What you need to do = Any picture must be dropped, but each line of the data should be duplicated exactly.
===== Information =====
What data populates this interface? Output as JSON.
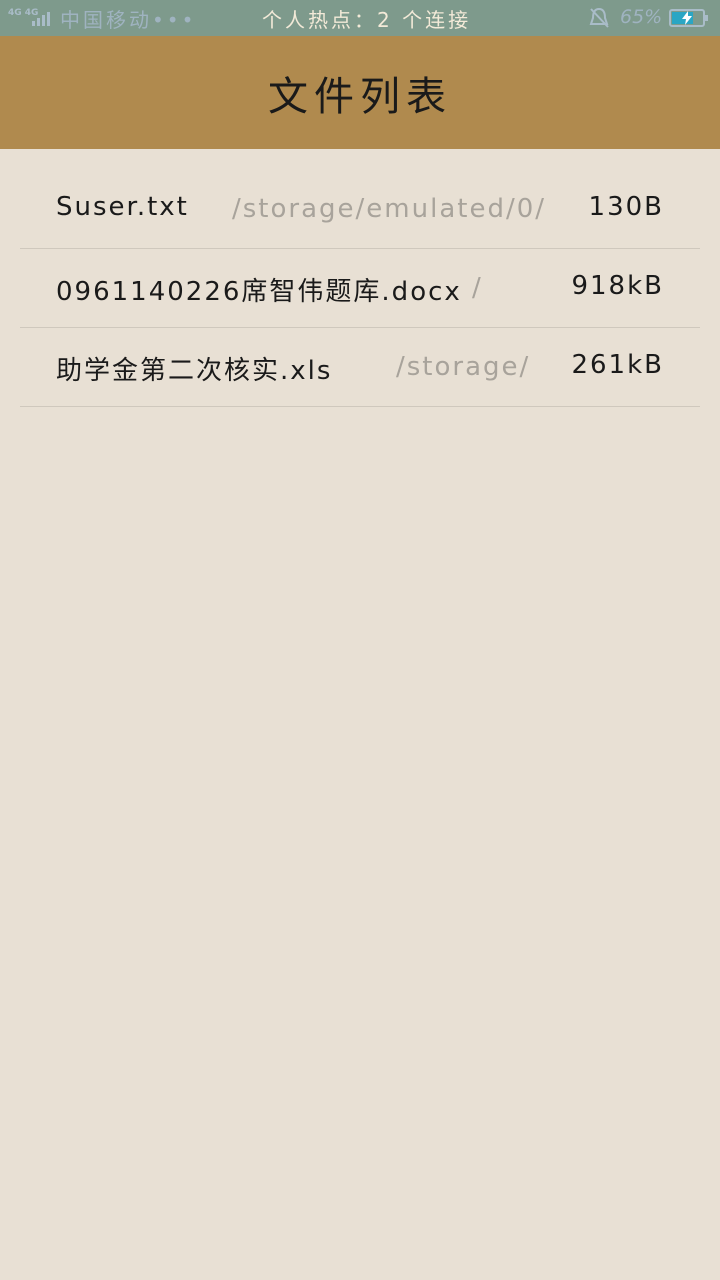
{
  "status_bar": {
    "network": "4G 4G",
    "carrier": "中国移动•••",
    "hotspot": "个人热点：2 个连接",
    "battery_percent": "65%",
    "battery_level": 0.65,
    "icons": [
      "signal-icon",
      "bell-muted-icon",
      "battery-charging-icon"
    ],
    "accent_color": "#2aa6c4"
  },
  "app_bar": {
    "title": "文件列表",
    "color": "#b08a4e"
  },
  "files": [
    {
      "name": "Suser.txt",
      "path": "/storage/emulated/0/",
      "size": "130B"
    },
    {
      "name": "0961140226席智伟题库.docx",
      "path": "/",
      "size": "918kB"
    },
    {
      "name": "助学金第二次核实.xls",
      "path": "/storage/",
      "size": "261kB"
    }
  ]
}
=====
Written answer =
What data populates this interface? Output as JSON.
{
  "status_bar": {
    "network": "4G 4G",
    "carrier": "中国移动•••",
    "hotspot": "个人热点：2 个连接",
    "battery_percent": "65%",
    "battery_level": 0.65,
    "icons": [
      "signal-icon",
      "bell-muted-icon",
      "battery-charging-icon"
    ],
    "accent_color": "#2aa6c4"
  },
  "app_bar": {
    "title": "文件列表",
    "color": "#b08a4e"
  },
  "files": [
    {
      "name": "Suser.txt",
      "path": "/storage/emulated/0/",
      "size": "130B"
    },
    {
      "name": "0961140226席智伟题库.docx",
      "path": "/",
      "size": "918kB"
    },
    {
      "name": "助学金第二次核实.xls",
      "path": "/storage/",
      "size": "261kB"
    }
  ]
}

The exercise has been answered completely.